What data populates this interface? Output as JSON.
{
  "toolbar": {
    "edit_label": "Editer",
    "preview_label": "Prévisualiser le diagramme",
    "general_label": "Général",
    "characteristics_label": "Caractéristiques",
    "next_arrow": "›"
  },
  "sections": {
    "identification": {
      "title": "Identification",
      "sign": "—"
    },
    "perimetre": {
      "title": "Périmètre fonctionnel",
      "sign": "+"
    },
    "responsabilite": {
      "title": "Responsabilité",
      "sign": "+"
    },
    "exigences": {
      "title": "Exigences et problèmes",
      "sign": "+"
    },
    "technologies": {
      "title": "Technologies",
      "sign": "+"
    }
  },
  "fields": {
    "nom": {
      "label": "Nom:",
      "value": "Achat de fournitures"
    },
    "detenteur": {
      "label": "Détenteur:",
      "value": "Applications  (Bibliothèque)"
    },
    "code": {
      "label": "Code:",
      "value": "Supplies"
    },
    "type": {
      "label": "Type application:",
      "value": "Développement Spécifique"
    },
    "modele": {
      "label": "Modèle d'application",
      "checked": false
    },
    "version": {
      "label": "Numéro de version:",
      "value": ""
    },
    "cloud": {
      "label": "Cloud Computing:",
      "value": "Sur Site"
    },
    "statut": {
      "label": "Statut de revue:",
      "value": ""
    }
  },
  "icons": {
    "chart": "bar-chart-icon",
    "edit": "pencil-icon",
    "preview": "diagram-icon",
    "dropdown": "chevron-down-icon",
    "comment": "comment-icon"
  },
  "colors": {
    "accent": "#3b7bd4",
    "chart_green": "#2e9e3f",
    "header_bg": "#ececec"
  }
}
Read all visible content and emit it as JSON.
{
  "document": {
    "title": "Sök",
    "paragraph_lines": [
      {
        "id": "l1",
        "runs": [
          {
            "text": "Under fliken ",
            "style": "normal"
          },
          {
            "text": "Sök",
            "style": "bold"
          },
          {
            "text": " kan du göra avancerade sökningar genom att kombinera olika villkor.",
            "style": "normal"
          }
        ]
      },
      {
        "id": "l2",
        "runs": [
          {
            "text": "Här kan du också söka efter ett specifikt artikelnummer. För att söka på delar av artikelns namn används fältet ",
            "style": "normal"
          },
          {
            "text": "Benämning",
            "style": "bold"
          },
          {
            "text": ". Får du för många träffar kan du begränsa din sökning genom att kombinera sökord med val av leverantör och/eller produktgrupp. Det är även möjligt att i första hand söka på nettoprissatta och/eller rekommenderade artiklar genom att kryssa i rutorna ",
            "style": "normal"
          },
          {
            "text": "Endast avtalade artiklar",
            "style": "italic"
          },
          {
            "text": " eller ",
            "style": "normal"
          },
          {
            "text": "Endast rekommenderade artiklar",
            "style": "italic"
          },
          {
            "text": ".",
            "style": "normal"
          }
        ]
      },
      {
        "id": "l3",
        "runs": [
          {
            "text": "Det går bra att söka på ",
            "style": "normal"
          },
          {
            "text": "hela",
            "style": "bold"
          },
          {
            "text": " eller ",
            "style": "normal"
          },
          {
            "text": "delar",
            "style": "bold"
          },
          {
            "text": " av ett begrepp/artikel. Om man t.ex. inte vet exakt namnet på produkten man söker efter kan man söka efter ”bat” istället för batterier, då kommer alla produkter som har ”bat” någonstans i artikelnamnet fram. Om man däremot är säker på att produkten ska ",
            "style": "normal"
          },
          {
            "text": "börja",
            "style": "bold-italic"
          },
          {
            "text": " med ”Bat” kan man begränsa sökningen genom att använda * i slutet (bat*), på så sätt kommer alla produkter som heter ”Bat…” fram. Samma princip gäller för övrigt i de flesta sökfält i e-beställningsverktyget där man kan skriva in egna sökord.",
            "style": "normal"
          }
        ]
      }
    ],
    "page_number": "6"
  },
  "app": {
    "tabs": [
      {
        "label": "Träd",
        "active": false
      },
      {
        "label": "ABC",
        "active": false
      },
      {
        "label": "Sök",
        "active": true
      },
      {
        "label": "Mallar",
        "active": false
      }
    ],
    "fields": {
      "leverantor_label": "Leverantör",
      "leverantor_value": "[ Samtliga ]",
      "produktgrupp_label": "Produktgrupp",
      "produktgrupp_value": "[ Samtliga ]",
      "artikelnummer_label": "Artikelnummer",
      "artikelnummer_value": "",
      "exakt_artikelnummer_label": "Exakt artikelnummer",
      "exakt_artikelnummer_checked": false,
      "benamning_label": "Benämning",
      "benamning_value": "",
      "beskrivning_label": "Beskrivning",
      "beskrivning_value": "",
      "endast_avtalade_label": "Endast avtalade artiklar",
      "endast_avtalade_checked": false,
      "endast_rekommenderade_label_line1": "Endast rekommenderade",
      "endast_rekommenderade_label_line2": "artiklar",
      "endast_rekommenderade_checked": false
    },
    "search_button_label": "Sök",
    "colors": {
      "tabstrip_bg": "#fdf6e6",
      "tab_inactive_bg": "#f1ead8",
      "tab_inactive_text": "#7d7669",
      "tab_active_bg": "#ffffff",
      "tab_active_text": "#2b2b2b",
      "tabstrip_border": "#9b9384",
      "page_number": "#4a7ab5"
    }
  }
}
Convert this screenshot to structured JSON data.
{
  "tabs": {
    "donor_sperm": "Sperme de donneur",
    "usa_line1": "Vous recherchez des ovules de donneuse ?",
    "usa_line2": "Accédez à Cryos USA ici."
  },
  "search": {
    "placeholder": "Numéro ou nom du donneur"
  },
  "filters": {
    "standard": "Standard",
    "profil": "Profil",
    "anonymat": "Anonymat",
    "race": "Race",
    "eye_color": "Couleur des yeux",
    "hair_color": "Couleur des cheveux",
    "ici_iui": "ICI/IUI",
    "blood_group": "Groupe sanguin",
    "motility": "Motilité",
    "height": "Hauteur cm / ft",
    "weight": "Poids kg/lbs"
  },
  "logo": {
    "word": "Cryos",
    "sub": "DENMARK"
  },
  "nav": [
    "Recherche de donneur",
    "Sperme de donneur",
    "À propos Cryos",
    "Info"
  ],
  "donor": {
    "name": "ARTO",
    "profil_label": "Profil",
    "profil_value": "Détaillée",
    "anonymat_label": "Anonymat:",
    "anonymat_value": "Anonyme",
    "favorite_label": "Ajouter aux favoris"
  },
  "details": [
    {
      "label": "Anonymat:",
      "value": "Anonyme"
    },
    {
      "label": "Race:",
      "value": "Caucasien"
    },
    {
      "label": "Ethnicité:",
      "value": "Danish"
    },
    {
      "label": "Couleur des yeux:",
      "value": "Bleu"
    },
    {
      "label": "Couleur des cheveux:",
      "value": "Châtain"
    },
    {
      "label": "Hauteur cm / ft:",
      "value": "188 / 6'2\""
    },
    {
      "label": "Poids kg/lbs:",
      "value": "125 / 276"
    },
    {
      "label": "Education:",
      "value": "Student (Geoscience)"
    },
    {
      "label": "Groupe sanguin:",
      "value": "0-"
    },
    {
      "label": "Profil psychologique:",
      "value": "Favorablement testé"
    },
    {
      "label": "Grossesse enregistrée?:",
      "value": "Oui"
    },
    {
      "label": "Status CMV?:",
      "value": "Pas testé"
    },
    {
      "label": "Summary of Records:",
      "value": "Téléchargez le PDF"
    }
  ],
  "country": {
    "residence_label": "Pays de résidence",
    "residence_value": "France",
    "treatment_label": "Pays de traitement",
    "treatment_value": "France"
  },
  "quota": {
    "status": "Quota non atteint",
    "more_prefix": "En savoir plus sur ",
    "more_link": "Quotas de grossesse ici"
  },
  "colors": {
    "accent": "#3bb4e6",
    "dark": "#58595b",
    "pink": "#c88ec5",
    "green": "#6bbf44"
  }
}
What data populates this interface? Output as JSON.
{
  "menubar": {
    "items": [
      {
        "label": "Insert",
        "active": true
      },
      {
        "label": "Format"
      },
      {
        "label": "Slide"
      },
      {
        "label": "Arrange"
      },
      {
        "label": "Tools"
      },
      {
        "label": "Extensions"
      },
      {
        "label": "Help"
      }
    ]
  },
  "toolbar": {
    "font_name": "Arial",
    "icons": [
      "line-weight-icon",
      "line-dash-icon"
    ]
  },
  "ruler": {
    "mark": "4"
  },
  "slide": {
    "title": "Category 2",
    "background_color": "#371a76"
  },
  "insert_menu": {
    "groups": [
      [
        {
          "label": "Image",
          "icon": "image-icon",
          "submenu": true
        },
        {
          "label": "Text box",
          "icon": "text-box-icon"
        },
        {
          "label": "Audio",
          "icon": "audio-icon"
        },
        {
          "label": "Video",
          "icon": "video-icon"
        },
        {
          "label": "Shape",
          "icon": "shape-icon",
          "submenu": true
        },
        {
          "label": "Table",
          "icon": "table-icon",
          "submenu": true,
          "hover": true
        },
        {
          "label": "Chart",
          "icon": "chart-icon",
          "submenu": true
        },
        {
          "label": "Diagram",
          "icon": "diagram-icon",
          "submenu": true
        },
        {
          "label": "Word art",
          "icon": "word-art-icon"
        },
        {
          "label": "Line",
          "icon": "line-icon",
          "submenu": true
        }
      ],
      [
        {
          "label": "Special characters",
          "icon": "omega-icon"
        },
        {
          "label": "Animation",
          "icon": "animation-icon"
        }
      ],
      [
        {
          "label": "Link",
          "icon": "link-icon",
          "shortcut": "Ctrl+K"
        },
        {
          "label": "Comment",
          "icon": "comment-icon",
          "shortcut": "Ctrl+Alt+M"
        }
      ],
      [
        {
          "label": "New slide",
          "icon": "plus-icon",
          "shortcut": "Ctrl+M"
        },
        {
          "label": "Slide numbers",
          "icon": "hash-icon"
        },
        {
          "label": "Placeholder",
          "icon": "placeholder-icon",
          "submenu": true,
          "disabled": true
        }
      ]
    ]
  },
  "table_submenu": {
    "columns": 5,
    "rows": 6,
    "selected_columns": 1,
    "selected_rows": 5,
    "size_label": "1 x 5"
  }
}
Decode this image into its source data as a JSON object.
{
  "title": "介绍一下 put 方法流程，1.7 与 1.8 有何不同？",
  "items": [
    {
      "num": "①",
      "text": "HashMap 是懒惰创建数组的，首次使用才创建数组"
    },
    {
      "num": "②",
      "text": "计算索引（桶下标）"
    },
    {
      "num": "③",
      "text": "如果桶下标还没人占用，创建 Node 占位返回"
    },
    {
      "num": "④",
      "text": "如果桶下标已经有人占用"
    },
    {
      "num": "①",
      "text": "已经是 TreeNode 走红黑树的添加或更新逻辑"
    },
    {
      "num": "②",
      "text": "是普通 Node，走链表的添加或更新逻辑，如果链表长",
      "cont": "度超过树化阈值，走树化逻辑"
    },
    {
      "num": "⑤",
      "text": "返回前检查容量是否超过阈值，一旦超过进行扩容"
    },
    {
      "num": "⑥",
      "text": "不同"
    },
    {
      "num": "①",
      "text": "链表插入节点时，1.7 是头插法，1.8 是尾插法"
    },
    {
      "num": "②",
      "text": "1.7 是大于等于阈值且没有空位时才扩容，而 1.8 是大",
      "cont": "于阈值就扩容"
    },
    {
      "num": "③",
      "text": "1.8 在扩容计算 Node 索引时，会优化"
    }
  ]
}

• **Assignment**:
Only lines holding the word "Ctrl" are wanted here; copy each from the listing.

• **Task result**:
          "shortcut": "Ctrl+K"
          "shortcut": "Ctrl+Alt+M"
          "shortcut": "Ctrl+M"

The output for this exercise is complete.